*** Opening of Data records ***
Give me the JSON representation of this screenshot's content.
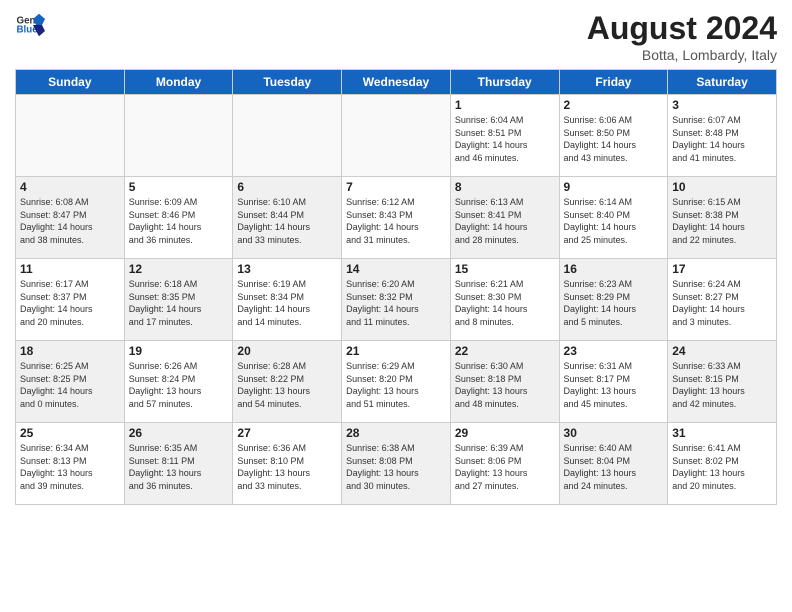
{
  "header": {
    "logo_general": "General",
    "logo_blue": "Blue",
    "title": "August 2024",
    "subtitle": "Botta, Lombardy, Italy"
  },
  "days_of_week": [
    "Sunday",
    "Monday",
    "Tuesday",
    "Wednesday",
    "Thursday",
    "Friday",
    "Saturday"
  ],
  "weeks": [
    [
      {
        "num": "",
        "info": "",
        "empty": true
      },
      {
        "num": "",
        "info": "",
        "empty": true
      },
      {
        "num": "",
        "info": "",
        "empty": true
      },
      {
        "num": "",
        "info": "",
        "empty": true
      },
      {
        "num": "1",
        "info": "Sunrise: 6:04 AM\nSunset: 8:51 PM\nDaylight: 14 hours\nand 46 minutes."
      },
      {
        "num": "2",
        "info": "Sunrise: 6:06 AM\nSunset: 8:50 PM\nDaylight: 14 hours\nand 43 minutes."
      },
      {
        "num": "3",
        "info": "Sunrise: 6:07 AM\nSunset: 8:48 PM\nDaylight: 14 hours\nand 41 minutes."
      }
    ],
    [
      {
        "num": "4",
        "info": "Sunrise: 6:08 AM\nSunset: 8:47 PM\nDaylight: 14 hours\nand 38 minutes.",
        "shaded": true
      },
      {
        "num": "5",
        "info": "Sunrise: 6:09 AM\nSunset: 8:46 PM\nDaylight: 14 hours\nand 36 minutes."
      },
      {
        "num": "6",
        "info": "Sunrise: 6:10 AM\nSunset: 8:44 PM\nDaylight: 14 hours\nand 33 minutes.",
        "shaded": true
      },
      {
        "num": "7",
        "info": "Sunrise: 6:12 AM\nSunset: 8:43 PM\nDaylight: 14 hours\nand 31 minutes."
      },
      {
        "num": "8",
        "info": "Sunrise: 6:13 AM\nSunset: 8:41 PM\nDaylight: 14 hours\nand 28 minutes.",
        "shaded": true
      },
      {
        "num": "9",
        "info": "Sunrise: 6:14 AM\nSunset: 8:40 PM\nDaylight: 14 hours\nand 25 minutes."
      },
      {
        "num": "10",
        "info": "Sunrise: 6:15 AM\nSunset: 8:38 PM\nDaylight: 14 hours\nand 22 minutes.",
        "shaded": true
      }
    ],
    [
      {
        "num": "11",
        "info": "Sunrise: 6:17 AM\nSunset: 8:37 PM\nDaylight: 14 hours\nand 20 minutes."
      },
      {
        "num": "12",
        "info": "Sunrise: 6:18 AM\nSunset: 8:35 PM\nDaylight: 14 hours\nand 17 minutes.",
        "shaded": true
      },
      {
        "num": "13",
        "info": "Sunrise: 6:19 AM\nSunset: 8:34 PM\nDaylight: 14 hours\nand 14 minutes."
      },
      {
        "num": "14",
        "info": "Sunrise: 6:20 AM\nSunset: 8:32 PM\nDaylight: 14 hours\nand 11 minutes.",
        "shaded": true
      },
      {
        "num": "15",
        "info": "Sunrise: 6:21 AM\nSunset: 8:30 PM\nDaylight: 14 hours\nand 8 minutes."
      },
      {
        "num": "16",
        "info": "Sunrise: 6:23 AM\nSunset: 8:29 PM\nDaylight: 14 hours\nand 5 minutes.",
        "shaded": true
      },
      {
        "num": "17",
        "info": "Sunrise: 6:24 AM\nSunset: 8:27 PM\nDaylight: 14 hours\nand 3 minutes."
      }
    ],
    [
      {
        "num": "18",
        "info": "Sunrise: 6:25 AM\nSunset: 8:25 PM\nDaylight: 14 hours\nand 0 minutes.",
        "shaded": true
      },
      {
        "num": "19",
        "info": "Sunrise: 6:26 AM\nSunset: 8:24 PM\nDaylight: 13 hours\nand 57 minutes."
      },
      {
        "num": "20",
        "info": "Sunrise: 6:28 AM\nSunset: 8:22 PM\nDaylight: 13 hours\nand 54 minutes.",
        "shaded": true
      },
      {
        "num": "21",
        "info": "Sunrise: 6:29 AM\nSunset: 8:20 PM\nDaylight: 13 hours\nand 51 minutes."
      },
      {
        "num": "22",
        "info": "Sunrise: 6:30 AM\nSunset: 8:18 PM\nDaylight: 13 hours\nand 48 minutes.",
        "shaded": true
      },
      {
        "num": "23",
        "info": "Sunrise: 6:31 AM\nSunset: 8:17 PM\nDaylight: 13 hours\nand 45 minutes."
      },
      {
        "num": "24",
        "info": "Sunrise: 6:33 AM\nSunset: 8:15 PM\nDaylight: 13 hours\nand 42 minutes.",
        "shaded": true
      }
    ],
    [
      {
        "num": "25",
        "info": "Sunrise: 6:34 AM\nSunset: 8:13 PM\nDaylight: 13 hours\nand 39 minutes."
      },
      {
        "num": "26",
        "info": "Sunrise: 6:35 AM\nSunset: 8:11 PM\nDaylight: 13 hours\nand 36 minutes.",
        "shaded": true
      },
      {
        "num": "27",
        "info": "Sunrise: 6:36 AM\nSunset: 8:10 PM\nDaylight: 13 hours\nand 33 minutes."
      },
      {
        "num": "28",
        "info": "Sunrise: 6:38 AM\nSunset: 8:08 PM\nDaylight: 13 hours\nand 30 minutes.",
        "shaded": true
      },
      {
        "num": "29",
        "info": "Sunrise: 6:39 AM\nSunset: 8:06 PM\nDaylight: 13 hours\nand 27 minutes."
      },
      {
        "num": "30",
        "info": "Sunrise: 6:40 AM\nSunset: 8:04 PM\nDaylight: 13 hours\nand 24 minutes.",
        "shaded": true
      },
      {
        "num": "31",
        "info": "Sunrise: 6:41 AM\nSunset: 8:02 PM\nDaylight: 13 hours\nand 20 minutes."
      }
    ]
  ]
}
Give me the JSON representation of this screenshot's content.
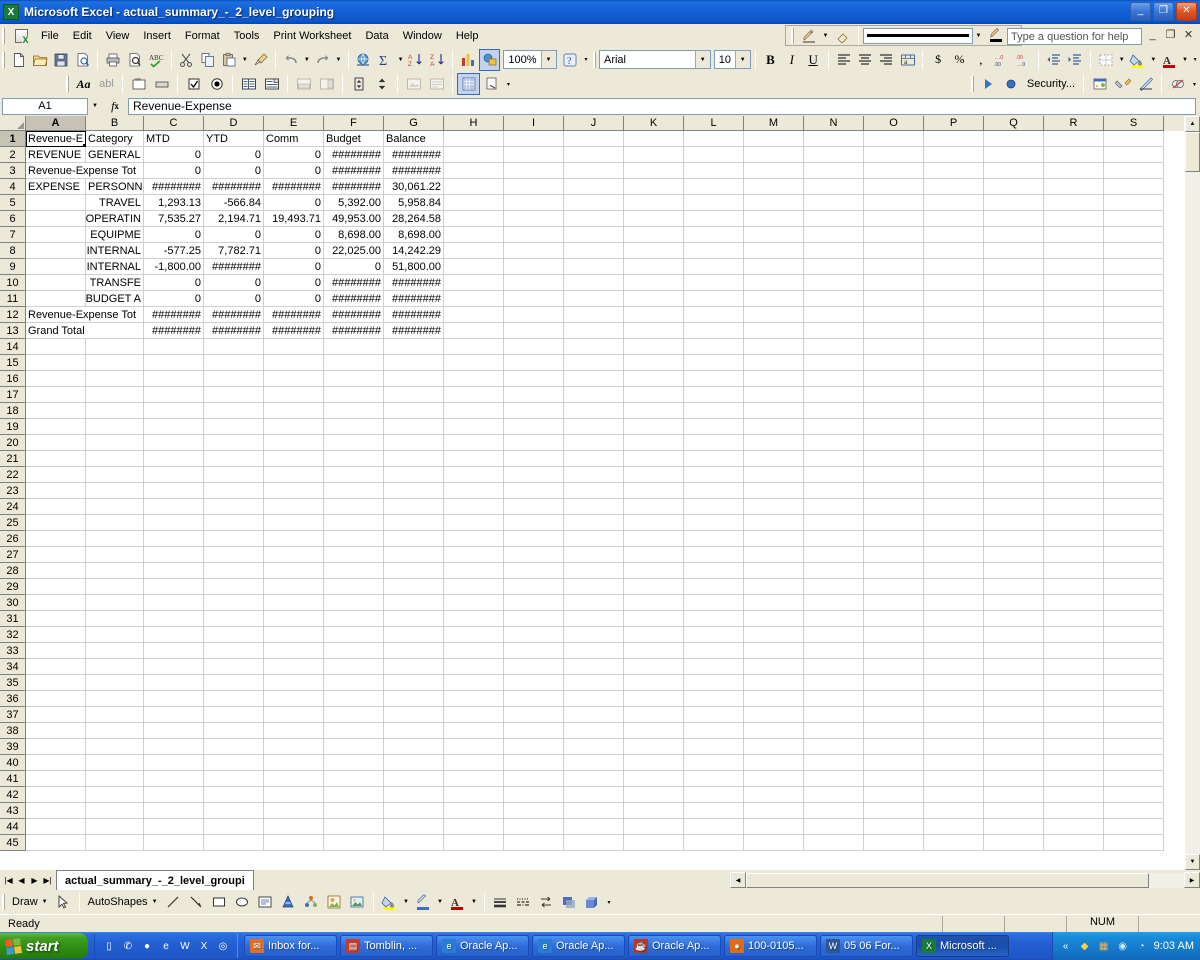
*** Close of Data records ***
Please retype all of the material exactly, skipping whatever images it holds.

Give me the JSON representation of this screenshot's content.
{
  "header": {
    "logo_general": "General",
    "logo_blue": "Blue",
    "title": "August 2024",
    "subtitle": "Botta, Lombardy, Italy"
  },
  "days_of_week": [
    "Sunday",
    "Monday",
    "Tuesday",
    "Wednesday",
    "Thursday",
    "Friday",
    "Saturday"
  ],
  "weeks": [
    [
      {
        "num": "",
        "info": "",
        "empty": true
      },
      {
        "num": "",
        "info": "",
        "empty": true
      },
      {
        "num": "",
        "info": "",
        "empty": true
      },
      {
        "num": "",
        "info": "",
        "empty": true
      },
      {
        "num": "1",
        "info": "Sunrise: 6:04 AM\nSunset: 8:51 PM\nDaylight: 14 hours\nand 46 minutes."
      },
      {
        "num": "2",
        "info": "Sunrise: 6:06 AM\nSunset: 8:50 PM\nDaylight: 14 hours\nand 43 minutes."
      },
      {
        "num": "3",
        "info": "Sunrise: 6:07 AM\nSunset: 8:48 PM\nDaylight: 14 hours\nand 41 minutes."
      }
    ],
    [
      {
        "num": "4",
        "info": "Sunrise: 6:08 AM\nSunset: 8:47 PM\nDaylight: 14 hours\nand 38 minutes.",
        "shaded": true
      },
      {
        "num": "5",
        "info": "Sunrise: 6:09 AM\nSunset: 8:46 PM\nDaylight: 14 hours\nand 36 minutes."
      },
      {
        "num": "6",
        "info": "Sunrise: 6:10 AM\nSunset: 8:44 PM\nDaylight: 14 hours\nand 33 minutes.",
        "shaded": true
      },
      {
        "num": "7",
        "info": "Sunrise: 6:12 AM\nSunset: 8:43 PM\nDaylight: 14 hours\nand 31 minutes."
      },
      {
        "num": "8",
        "info": "Sunrise: 6:13 AM\nSunset: 8:41 PM\nDaylight: 14 hours\nand 28 minutes.",
        "shaded": true
      },
      {
        "num": "9",
        "info": "Sunrise: 6:14 AM\nSunset: 8:40 PM\nDaylight: 14 hours\nand 25 minutes."
      },
      {
        "num": "10",
        "info": "Sunrise: 6:15 AM\nSunset: 8:38 PM\nDaylight: 14 hours\nand 22 minutes.",
        "shaded": true
      }
    ],
    [
      {
        "num": "11",
        "info": "Sunrise: 6:17 AM\nSunset: 8:37 PM\nDaylight: 14 hours\nand 20 minutes."
      },
      {
        "num": "12",
        "info": "Sunrise: 6:18 AM\nSunset: 8:35 PM\nDaylight: 14 hours\nand 17 minutes.",
        "shaded": true
      },
      {
        "num": "13",
        "info": "Sunrise: 6:19 AM\nSunset: 8:34 PM\nDaylight: 14 hours\nand 14 minutes."
      },
      {
        "num": "14",
        "info": "Sunrise: 6:20 AM\nSunset: 8:32 PM\nDaylight: 14 hours\nand 11 minutes.",
        "shaded": true
      },
      {
        "num": "15",
        "info": "Sunrise: 6:21 AM\nSunset: 8:30 PM\nDaylight: 14 hours\nand 8 minutes."
      },
      {
        "num": "16",
        "info": "Sunrise: 6:23 AM\nSunset: 8:29 PM\nDaylight: 14 hours\nand 5 minutes.",
        "shaded": true
      },
      {
        "num": "17",
        "info": "Sunrise: 6:24 AM\nSunset: 8:27 PM\nDaylight: 14 hours\nand 3 minutes."
      }
    ],
    [
      {
        "num": "18",
        "info": "Sunrise: 6:25 AM\nSunset: 8:25 PM\nDaylight: 14 hours\nand 0 minutes.",
        "shaded": true
      },
      {
        "num": "19",
        "info": "Sunrise: 6:26 AM\nSunset: 8:24 PM\nDaylight: 13 hours\nand 57 minutes."
      },
      {
        "num": "20",
        "info": "Sunrise: 6:28 AM\nSunset: 8:22 PM\nDaylight: 13 hours\nand 54 minutes.",
        "shaded": true
      },
      {
        "num": "21",
        "info": "Sunrise: 6:29 AM\nSunset: 8:20 PM\nDaylight: 13 hours\nand 51 minutes."
      },
      {
        "num": "22",
        "info": "Sunrise: 6:30 AM\nSunset: 8:18 PM\nDaylight: 13 hours\nand 48 minutes.",
        "shaded": true
      },
      {
        "num": "23",
        "info": "Sunrise: 6:31 AM\nSunset: 8:17 PM\nDaylight: 13 hours\nand 45 minutes."
      },
      {
        "num": "24",
        "info": "Sunrise: 6:33 AM\nSunset: 8:15 PM\nDaylight: 13 hours\nand 42 minutes.",
        "shaded": true
      }
    ],
    [
      {
        "num": "25",
        "info": "Sunrise: 6:34 AM\nSunset: 8:13 PM\nDaylight: 13 hours\nand 39 minutes."
      },
      {
        "num": "26",
        "info": "Sunrise: 6:35 AM\nSunset: 8:11 PM\nDaylight: 13 hours\nand 36 minutes.",
        "shaded": true
      },
      {
        "num": "27",
        "info": "Sunrise: 6:36 AM\nSunset: 8:10 PM\nDaylight: 13 hours\nand 33 minutes."
      },
      {
        "num": "28",
        "info": "Sunrise: 6:38 AM\nSunset: 8:08 PM\nDaylight: 13 hours\nand 30 minutes.",
        "shaded": true
      },
      {
        "num": "29",
        "info": "Sunrise: 6:39 AM\nSunset: 8:06 PM\nDaylight: 13 hours\nand 27 minutes."
      },
      {
        "num": "30",
        "info": "Sunrise: 6:40 AM\nSunset: 8:04 PM\nDaylight: 13 hours\nand 24 minutes.",
        "shaded": true
      },
      {
        "num": "31",
        "info": "Sunrise: 6:41 AM\nSunset: 8:02 PM\nDaylight: 13 hours\nand 20 minutes."
      }
    ]
  ]
}
Give me the JSON representation of this screenshot's content.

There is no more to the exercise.